Matthew Kahn and Michael O’Hare both hail the trend toward more out of state enrollments in the University of California system. Kahn, the economist, makes the economist’s case: “When you produce a high quality product, you can raise price without losing your market share […] With the extra revenue, UCLA could subsidize tuition further for the needy.”
O’Hare makes a broader argument about diversity, but in some ways I think Kahn’s point is the more important one. And the question is what is the University of California in fact doing with the extra revenue. My fear is that what’s happening is that the state is reducing its level of funding to the system, and the system is making up the gap by enrolling fewer Californians and more profit-making non-Californians. That is, for the UC system, a rational response. But it also reflects a trend toward privatization of the UC system and a declining level of public services for Californians. It’s a trend that we should find troubling.
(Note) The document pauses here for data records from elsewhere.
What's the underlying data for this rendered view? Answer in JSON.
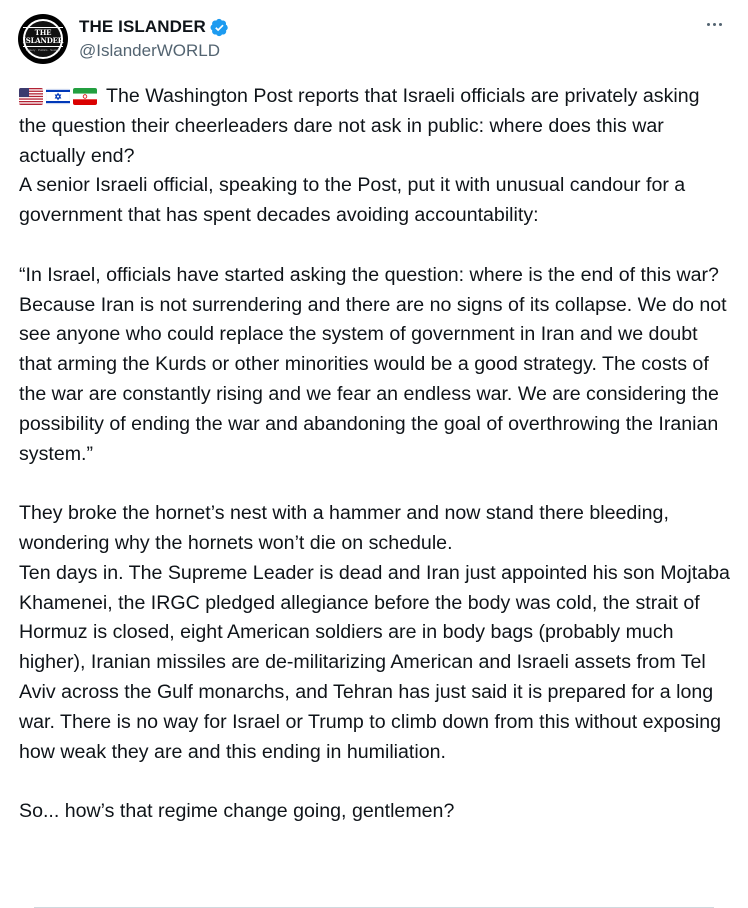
{
  "post": {
    "author": {
      "display_name": "THE ISLANDER",
      "handle": "@IslanderWORLD",
      "verified": true,
      "avatar_text": "THE ISLANDER",
      "avatar_subtext": "History · Politics · Society"
    },
    "flags": [
      "us-flag-icon",
      "israel-flag-icon",
      "iran-flag-icon"
    ],
    "paragraphs": [
      "The Washington Post reports that Israeli officials are privately asking the question their cheerleaders dare not ask in public: where does this war actually end?",
      "A senior Israeli official, speaking to the Post, put it with unusual candour for a government that has spent decades avoiding accountability:",
      "“In Israel, officials have started asking the question: where is the end of this war? Because Iran is not surrendering and there are no signs of its collapse. We do not see anyone who could replace the system of government in Iran and we doubt that arming the Kurds or other minorities would be a good strategy. The costs of the war are constantly rising and we fear an endless war. We are considering the possibility of ending the war and abandoning the goal of overthrowing the Iranian system.”",
      "They broke the hornet’s nest with a hammer and now stand there bleeding, wondering why the hornets won’t die on schedule.",
      "Ten days in. The Supreme Leader is dead and Iran just appointed his son Mojtaba Khamenei, the IRGC pledged allegiance before the body was cold, the strait of Hormuz is closed, eight American soldiers are in body bags (probably much higher), Iranian missiles are de-militarizing American and Israeli assets from Tel Aviv across the Gulf monarchs, and Tehran has just said it is prepared for a long war. There is no way for Israel or Trump to climb down from this without exposing how weak they are and this ending in humiliation.",
      "So... how’s that regime change going, gentlemen?"
    ]
  },
  "colors": {
    "text": "#0f1419",
    "secondary": "#536471",
    "verified_badge": "#1d9bf0",
    "divider": "#cfd9de"
  }
}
Now conversely, per Kahn you could imagine a more productive dynamic. The University of California does have a high-quality product. The high quality of the product could be used to offer quality college to more non-Californians and the extra revenue that brings in could be used to either lower the price for needy Californians or else (even better in my view) expand overall system capacity so that more Californians have the opportunity to go to college. There’s nothing wrong, as such, with an institution having mixed public and private characteristics and at their most successful I think that’s how both formally public and formally private colleges have operated in America. But a kind of stealthy move toward operating on a pure private motive isn’t a good trend.